Collection entries:
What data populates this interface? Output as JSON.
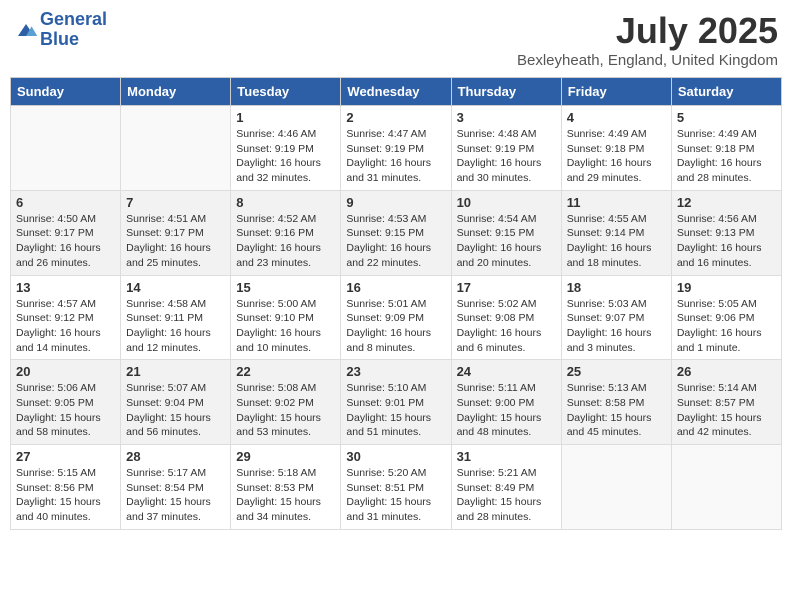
{
  "header": {
    "logo_line1": "General",
    "logo_line2": "Blue",
    "month_title": "July 2025",
    "location": "Bexleyheath, England, United Kingdom"
  },
  "days_of_week": [
    "Sunday",
    "Monday",
    "Tuesday",
    "Wednesday",
    "Thursday",
    "Friday",
    "Saturday"
  ],
  "weeks": [
    [
      {
        "day": "",
        "detail": ""
      },
      {
        "day": "",
        "detail": ""
      },
      {
        "day": "1",
        "detail": "Sunrise: 4:46 AM\nSunset: 9:19 PM\nDaylight: 16 hours\nand 32 minutes."
      },
      {
        "day": "2",
        "detail": "Sunrise: 4:47 AM\nSunset: 9:19 PM\nDaylight: 16 hours\nand 31 minutes."
      },
      {
        "day": "3",
        "detail": "Sunrise: 4:48 AM\nSunset: 9:19 PM\nDaylight: 16 hours\nand 30 minutes."
      },
      {
        "day": "4",
        "detail": "Sunrise: 4:49 AM\nSunset: 9:18 PM\nDaylight: 16 hours\nand 29 minutes."
      },
      {
        "day": "5",
        "detail": "Sunrise: 4:49 AM\nSunset: 9:18 PM\nDaylight: 16 hours\nand 28 minutes."
      }
    ],
    [
      {
        "day": "6",
        "detail": "Sunrise: 4:50 AM\nSunset: 9:17 PM\nDaylight: 16 hours\nand 26 minutes."
      },
      {
        "day": "7",
        "detail": "Sunrise: 4:51 AM\nSunset: 9:17 PM\nDaylight: 16 hours\nand 25 minutes."
      },
      {
        "day": "8",
        "detail": "Sunrise: 4:52 AM\nSunset: 9:16 PM\nDaylight: 16 hours\nand 23 minutes."
      },
      {
        "day": "9",
        "detail": "Sunrise: 4:53 AM\nSunset: 9:15 PM\nDaylight: 16 hours\nand 22 minutes."
      },
      {
        "day": "10",
        "detail": "Sunrise: 4:54 AM\nSunset: 9:15 PM\nDaylight: 16 hours\nand 20 minutes."
      },
      {
        "day": "11",
        "detail": "Sunrise: 4:55 AM\nSunset: 9:14 PM\nDaylight: 16 hours\nand 18 minutes."
      },
      {
        "day": "12",
        "detail": "Sunrise: 4:56 AM\nSunset: 9:13 PM\nDaylight: 16 hours\nand 16 minutes."
      }
    ],
    [
      {
        "day": "13",
        "detail": "Sunrise: 4:57 AM\nSunset: 9:12 PM\nDaylight: 16 hours\nand 14 minutes."
      },
      {
        "day": "14",
        "detail": "Sunrise: 4:58 AM\nSunset: 9:11 PM\nDaylight: 16 hours\nand 12 minutes."
      },
      {
        "day": "15",
        "detail": "Sunrise: 5:00 AM\nSunset: 9:10 PM\nDaylight: 16 hours\nand 10 minutes."
      },
      {
        "day": "16",
        "detail": "Sunrise: 5:01 AM\nSunset: 9:09 PM\nDaylight: 16 hours\nand 8 minutes."
      },
      {
        "day": "17",
        "detail": "Sunrise: 5:02 AM\nSunset: 9:08 PM\nDaylight: 16 hours\nand 6 minutes."
      },
      {
        "day": "18",
        "detail": "Sunrise: 5:03 AM\nSunset: 9:07 PM\nDaylight: 16 hours\nand 3 minutes."
      },
      {
        "day": "19",
        "detail": "Sunrise: 5:05 AM\nSunset: 9:06 PM\nDaylight: 16 hours\nand 1 minute."
      }
    ],
    [
      {
        "day": "20",
        "detail": "Sunrise: 5:06 AM\nSunset: 9:05 PM\nDaylight: 15 hours\nand 58 minutes."
      },
      {
        "day": "21",
        "detail": "Sunrise: 5:07 AM\nSunset: 9:04 PM\nDaylight: 15 hours\nand 56 minutes."
      },
      {
        "day": "22",
        "detail": "Sunrise: 5:08 AM\nSunset: 9:02 PM\nDaylight: 15 hours\nand 53 minutes."
      },
      {
        "day": "23",
        "detail": "Sunrise: 5:10 AM\nSunset: 9:01 PM\nDaylight: 15 hours\nand 51 minutes."
      },
      {
        "day": "24",
        "detail": "Sunrise: 5:11 AM\nSunset: 9:00 PM\nDaylight: 15 hours\nand 48 minutes."
      },
      {
        "day": "25",
        "detail": "Sunrise: 5:13 AM\nSunset: 8:58 PM\nDaylight: 15 hours\nand 45 minutes."
      },
      {
        "day": "26",
        "detail": "Sunrise: 5:14 AM\nSunset: 8:57 PM\nDaylight: 15 hours\nand 42 minutes."
      }
    ],
    [
      {
        "day": "27",
        "detail": "Sunrise: 5:15 AM\nSunset: 8:56 PM\nDaylight: 15 hours\nand 40 minutes."
      },
      {
        "day": "28",
        "detail": "Sunrise: 5:17 AM\nSunset: 8:54 PM\nDaylight: 15 hours\nand 37 minutes."
      },
      {
        "day": "29",
        "detail": "Sunrise: 5:18 AM\nSunset: 8:53 PM\nDaylight: 15 hours\nand 34 minutes."
      },
      {
        "day": "30",
        "detail": "Sunrise: 5:20 AM\nSunset: 8:51 PM\nDaylight: 15 hours\nand 31 minutes."
      },
      {
        "day": "31",
        "detail": "Sunrise: 5:21 AM\nSunset: 8:49 PM\nDaylight: 15 hours\nand 28 minutes."
      },
      {
        "day": "",
        "detail": ""
      },
      {
        "day": "",
        "detail": ""
      }
    ]
  ]
}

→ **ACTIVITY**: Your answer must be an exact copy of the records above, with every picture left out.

→ **COMPLETED TASK**:
What data populates this interface? Output as JSON.
{
  "header": {
    "logo_line1": "General",
    "logo_line2": "Blue",
    "month_title": "July 2025",
    "location": "Bexleyheath, England, United Kingdom"
  },
  "days_of_week": [
    "Sunday",
    "Monday",
    "Tuesday",
    "Wednesday",
    "Thursday",
    "Friday",
    "Saturday"
  ],
  "weeks": [
    [
      {
        "day": "",
        "detail": ""
      },
      {
        "day": "",
        "detail": ""
      },
      {
        "day": "1",
        "detail": "Sunrise: 4:46 AM\nSunset: 9:19 PM\nDaylight: 16 hours\nand 32 minutes."
      },
      {
        "day": "2",
        "detail": "Sunrise: 4:47 AM\nSunset: 9:19 PM\nDaylight: 16 hours\nand 31 minutes."
      },
      {
        "day": "3",
        "detail": "Sunrise: 4:48 AM\nSunset: 9:19 PM\nDaylight: 16 hours\nand 30 minutes."
      },
      {
        "day": "4",
        "detail": "Sunrise: 4:49 AM\nSunset: 9:18 PM\nDaylight: 16 hours\nand 29 minutes."
      },
      {
        "day": "5",
        "detail": "Sunrise: 4:49 AM\nSunset: 9:18 PM\nDaylight: 16 hours\nand 28 minutes."
      }
    ],
    [
      {
        "day": "6",
        "detail": "Sunrise: 4:50 AM\nSunset: 9:17 PM\nDaylight: 16 hours\nand 26 minutes."
      },
      {
        "day": "7",
        "detail": "Sunrise: 4:51 AM\nSunset: 9:17 PM\nDaylight: 16 hours\nand 25 minutes."
      },
      {
        "day": "8",
        "detail": "Sunrise: 4:52 AM\nSunset: 9:16 PM\nDaylight: 16 hours\nand 23 minutes."
      },
      {
        "day": "9",
        "detail": "Sunrise: 4:53 AM\nSunset: 9:15 PM\nDaylight: 16 hours\nand 22 minutes."
      },
      {
        "day": "10",
        "detail": "Sunrise: 4:54 AM\nSunset: 9:15 PM\nDaylight: 16 hours\nand 20 minutes."
      },
      {
        "day": "11",
        "detail": "Sunrise: 4:55 AM\nSunset: 9:14 PM\nDaylight: 16 hours\nand 18 minutes."
      },
      {
        "day": "12",
        "detail": "Sunrise: 4:56 AM\nSunset: 9:13 PM\nDaylight: 16 hours\nand 16 minutes."
      }
    ],
    [
      {
        "day": "13",
        "detail": "Sunrise: 4:57 AM\nSunset: 9:12 PM\nDaylight: 16 hours\nand 14 minutes."
      },
      {
        "day": "14",
        "detail": "Sunrise: 4:58 AM\nSunset: 9:11 PM\nDaylight: 16 hours\nand 12 minutes."
      },
      {
        "day": "15",
        "detail": "Sunrise: 5:00 AM\nSunset: 9:10 PM\nDaylight: 16 hours\nand 10 minutes."
      },
      {
        "day": "16",
        "detail": "Sunrise: 5:01 AM\nSunset: 9:09 PM\nDaylight: 16 hours\nand 8 minutes."
      },
      {
        "day": "17",
        "detail": "Sunrise: 5:02 AM\nSunset: 9:08 PM\nDaylight: 16 hours\nand 6 minutes."
      },
      {
        "day": "18",
        "detail": "Sunrise: 5:03 AM\nSunset: 9:07 PM\nDaylight: 16 hours\nand 3 minutes."
      },
      {
        "day": "19",
        "detail": "Sunrise: 5:05 AM\nSunset: 9:06 PM\nDaylight: 16 hours\nand 1 minute."
      }
    ],
    [
      {
        "day": "20",
        "detail": "Sunrise: 5:06 AM\nSunset: 9:05 PM\nDaylight: 15 hours\nand 58 minutes."
      },
      {
        "day": "21",
        "detail": "Sunrise: 5:07 AM\nSunset: 9:04 PM\nDaylight: 15 hours\nand 56 minutes."
      },
      {
        "day": "22",
        "detail": "Sunrise: 5:08 AM\nSunset: 9:02 PM\nDaylight: 15 hours\nand 53 minutes."
      },
      {
        "day": "23",
        "detail": "Sunrise: 5:10 AM\nSunset: 9:01 PM\nDaylight: 15 hours\nand 51 minutes."
      },
      {
        "day": "24",
        "detail": "Sunrise: 5:11 AM\nSunset: 9:00 PM\nDaylight: 15 hours\nand 48 minutes."
      },
      {
        "day": "25",
        "detail": "Sunrise: 5:13 AM\nSunset: 8:58 PM\nDaylight: 15 hours\nand 45 minutes."
      },
      {
        "day": "26",
        "detail": "Sunrise: 5:14 AM\nSunset: 8:57 PM\nDaylight: 15 hours\nand 42 minutes."
      }
    ],
    [
      {
        "day": "27",
        "detail": "Sunrise: 5:15 AM\nSunset: 8:56 PM\nDaylight: 15 hours\nand 40 minutes."
      },
      {
        "day": "28",
        "detail": "Sunrise: 5:17 AM\nSunset: 8:54 PM\nDaylight: 15 hours\nand 37 minutes."
      },
      {
        "day": "29",
        "detail": "Sunrise: 5:18 AM\nSunset: 8:53 PM\nDaylight: 15 hours\nand 34 minutes."
      },
      {
        "day": "30",
        "detail": "Sunrise: 5:20 AM\nSunset: 8:51 PM\nDaylight: 15 hours\nand 31 minutes."
      },
      {
        "day": "31",
        "detail": "Sunrise: 5:21 AM\nSunset: 8:49 PM\nDaylight: 15 hours\nand 28 minutes."
      },
      {
        "day": "",
        "detail": ""
      },
      {
        "day": "",
        "detail": ""
      }
    ]
  ]
}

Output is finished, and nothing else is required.